Sitting in my backyard Easter weekend, enjoying the sun and watching spring burst forth.
The soft rumble of private planes as people wanting, and able, to avoid bumper-to-bumper on the highways fly to their homes or holiday destinations.
Then the grating sound of helicopter blades intruded on this peaceful scene. Of course, I immediately thought it was someone being transported to the hospital or police activity. But as I looked up, I realized it was a private helicopter. And then I imagined this, sure to increase, sound infiltrating the Napa Valley if heliports are allowed on private property.
As road traffic increases and affluence here rises, the demand for personal heliports by those who can afford it will surely increase as well.
You have free articles remaining.
Measure D will prevent this. What it will not do is prevent helicopter take-offs and landings for medical or emergency purposes or permitted agricultural uses.

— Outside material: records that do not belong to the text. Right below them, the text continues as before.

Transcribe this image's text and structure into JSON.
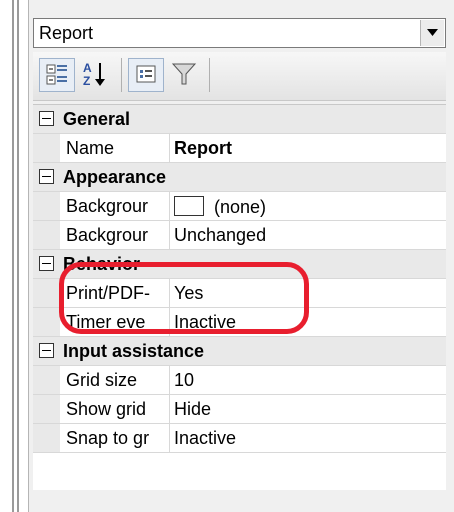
{
  "object_selector": {
    "selected": "Report"
  },
  "toolbar": {
    "buttons": [
      {
        "name": "categorized-button",
        "icon": "categorized-icon",
        "pressed": true
      },
      {
        "name": "alphabetical-button",
        "icon": "sort-az-icon",
        "pressed": false
      },
      {
        "name": "property-pages-button",
        "icon": "property-pages-icon",
        "pressed": true
      },
      {
        "name": "filter-button",
        "icon": "filter-funnel-icon",
        "pressed": false
      }
    ]
  },
  "grid": {
    "categories": [
      {
        "label": "General",
        "properties": [
          {
            "name": "Name",
            "value": "Report",
            "bold": true
          }
        ]
      },
      {
        "label": "Appearance",
        "properties": [
          {
            "name": "Backgrour",
            "value": "(none)",
            "swatch": "#ffffff"
          },
          {
            "name": "Backgrour",
            "value": "Unchanged"
          }
        ]
      },
      {
        "label": "Behavior",
        "properties": [
          {
            "name": "Print/PDF-",
            "value": "Yes"
          },
          {
            "name": "Timer eve",
            "value": "Inactive"
          }
        ]
      },
      {
        "label": "Input assistance",
        "properties": [
          {
            "name": "Grid size",
            "value": "10"
          },
          {
            "name": "Show grid",
            "value": "Hide"
          },
          {
            "name": "Snap to gr",
            "value": "Inactive"
          }
        ]
      }
    ]
  },
  "annotation": {
    "color": "#e81e2e",
    "target": "Behavior"
  }
}
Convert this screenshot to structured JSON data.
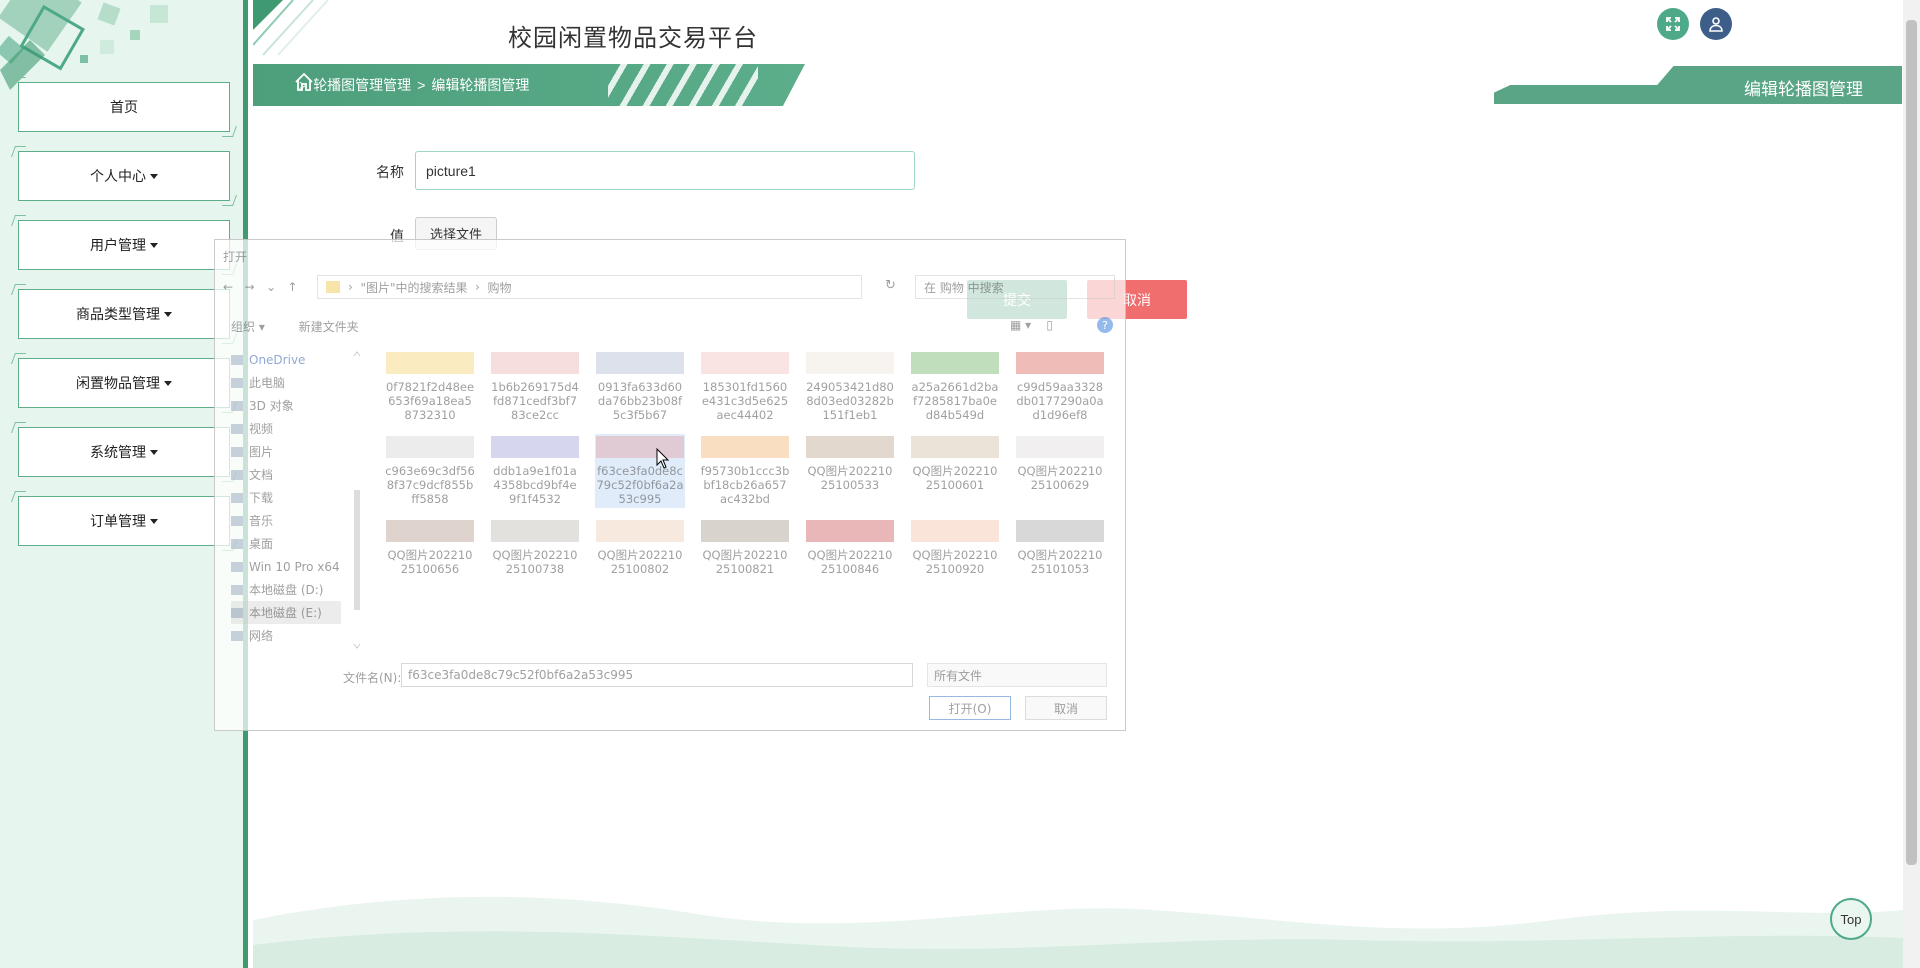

Senator Bill Dodd’s argument against Measure D, that there have been only three applications for private helipads in the past 40 years, is naïve. Napa is no longer the sleepy little town where it took 15 minutes to drive to Vallejo. The demand for private helipads can only increase if allowed.